Records to use below:
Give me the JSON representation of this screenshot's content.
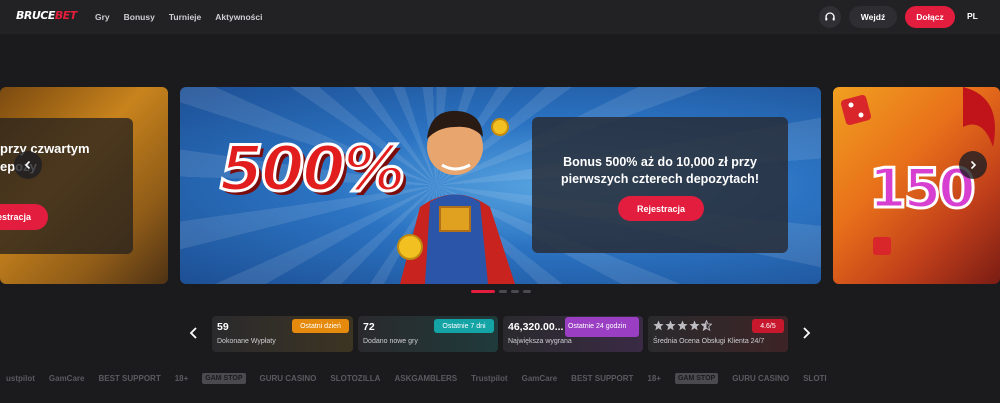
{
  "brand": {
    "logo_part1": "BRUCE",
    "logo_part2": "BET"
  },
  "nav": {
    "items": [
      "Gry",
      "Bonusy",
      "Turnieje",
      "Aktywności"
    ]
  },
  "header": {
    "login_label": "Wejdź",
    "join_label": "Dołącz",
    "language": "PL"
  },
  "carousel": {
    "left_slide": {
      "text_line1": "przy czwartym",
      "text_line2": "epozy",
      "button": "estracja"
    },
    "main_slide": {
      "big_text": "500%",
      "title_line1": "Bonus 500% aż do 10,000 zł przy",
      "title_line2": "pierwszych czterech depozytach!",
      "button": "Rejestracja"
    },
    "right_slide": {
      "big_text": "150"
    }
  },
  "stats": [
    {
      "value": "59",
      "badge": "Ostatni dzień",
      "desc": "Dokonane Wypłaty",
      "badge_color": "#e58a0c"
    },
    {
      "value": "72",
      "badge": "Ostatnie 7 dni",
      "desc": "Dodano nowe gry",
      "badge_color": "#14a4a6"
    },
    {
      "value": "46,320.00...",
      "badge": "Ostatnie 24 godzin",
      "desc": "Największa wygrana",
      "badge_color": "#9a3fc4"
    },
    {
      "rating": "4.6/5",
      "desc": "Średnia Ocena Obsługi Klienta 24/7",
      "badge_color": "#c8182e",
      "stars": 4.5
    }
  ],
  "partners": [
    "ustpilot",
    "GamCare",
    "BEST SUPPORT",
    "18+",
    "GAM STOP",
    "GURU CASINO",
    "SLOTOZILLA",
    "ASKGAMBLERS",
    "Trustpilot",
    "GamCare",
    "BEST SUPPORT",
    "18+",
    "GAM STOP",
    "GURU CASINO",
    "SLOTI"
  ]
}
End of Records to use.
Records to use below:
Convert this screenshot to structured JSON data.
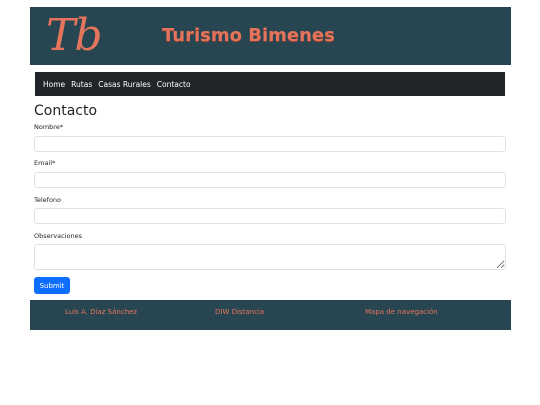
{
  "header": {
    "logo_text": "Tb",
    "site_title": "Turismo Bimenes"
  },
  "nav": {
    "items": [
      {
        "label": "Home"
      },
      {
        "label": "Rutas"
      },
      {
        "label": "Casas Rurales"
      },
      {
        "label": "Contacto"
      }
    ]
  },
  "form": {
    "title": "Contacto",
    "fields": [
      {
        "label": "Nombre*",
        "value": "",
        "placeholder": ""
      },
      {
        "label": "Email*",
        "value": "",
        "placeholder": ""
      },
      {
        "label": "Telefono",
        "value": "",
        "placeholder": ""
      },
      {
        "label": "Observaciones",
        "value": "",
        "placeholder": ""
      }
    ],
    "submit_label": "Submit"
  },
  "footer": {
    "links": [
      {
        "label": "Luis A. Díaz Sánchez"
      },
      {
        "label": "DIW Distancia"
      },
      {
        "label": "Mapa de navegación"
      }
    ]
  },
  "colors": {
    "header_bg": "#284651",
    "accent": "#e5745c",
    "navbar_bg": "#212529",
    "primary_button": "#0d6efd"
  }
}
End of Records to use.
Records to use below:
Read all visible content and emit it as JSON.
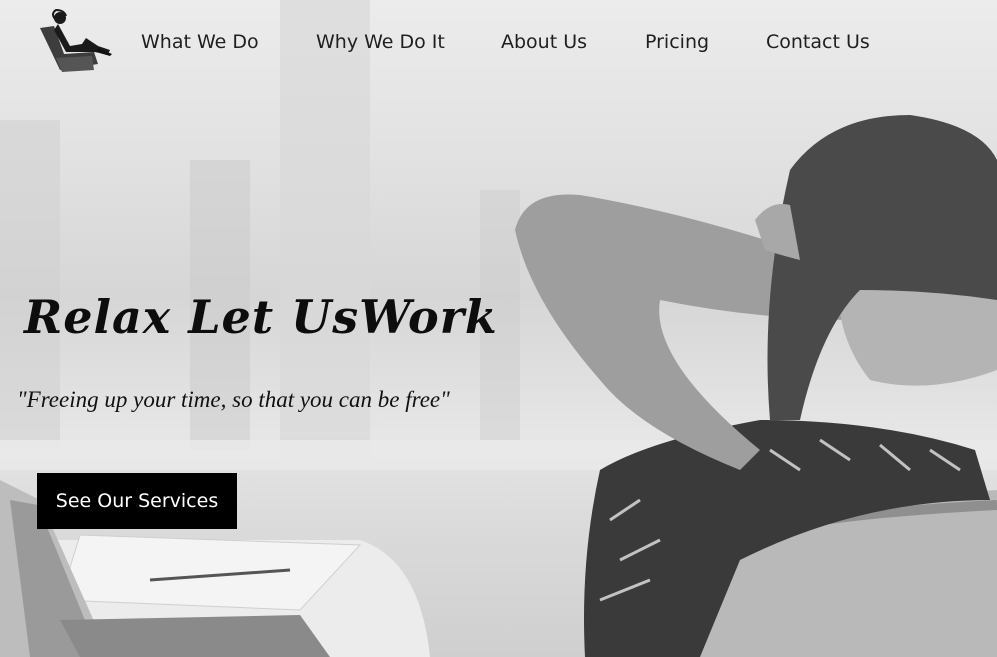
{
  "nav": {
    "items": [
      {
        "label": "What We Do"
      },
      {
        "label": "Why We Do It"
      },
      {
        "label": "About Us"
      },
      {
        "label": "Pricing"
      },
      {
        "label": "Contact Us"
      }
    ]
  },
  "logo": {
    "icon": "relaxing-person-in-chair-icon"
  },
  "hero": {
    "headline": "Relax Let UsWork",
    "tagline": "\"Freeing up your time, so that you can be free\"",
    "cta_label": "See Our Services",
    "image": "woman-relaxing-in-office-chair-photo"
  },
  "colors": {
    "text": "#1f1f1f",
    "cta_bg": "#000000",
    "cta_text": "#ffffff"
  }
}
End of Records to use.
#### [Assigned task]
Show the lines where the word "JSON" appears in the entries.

#### [Answer for the task]
Give me the JSON representation of this screenshot's content.
Convert this screenshot to structured JSON data.
Read all visible content and emit it as JSON.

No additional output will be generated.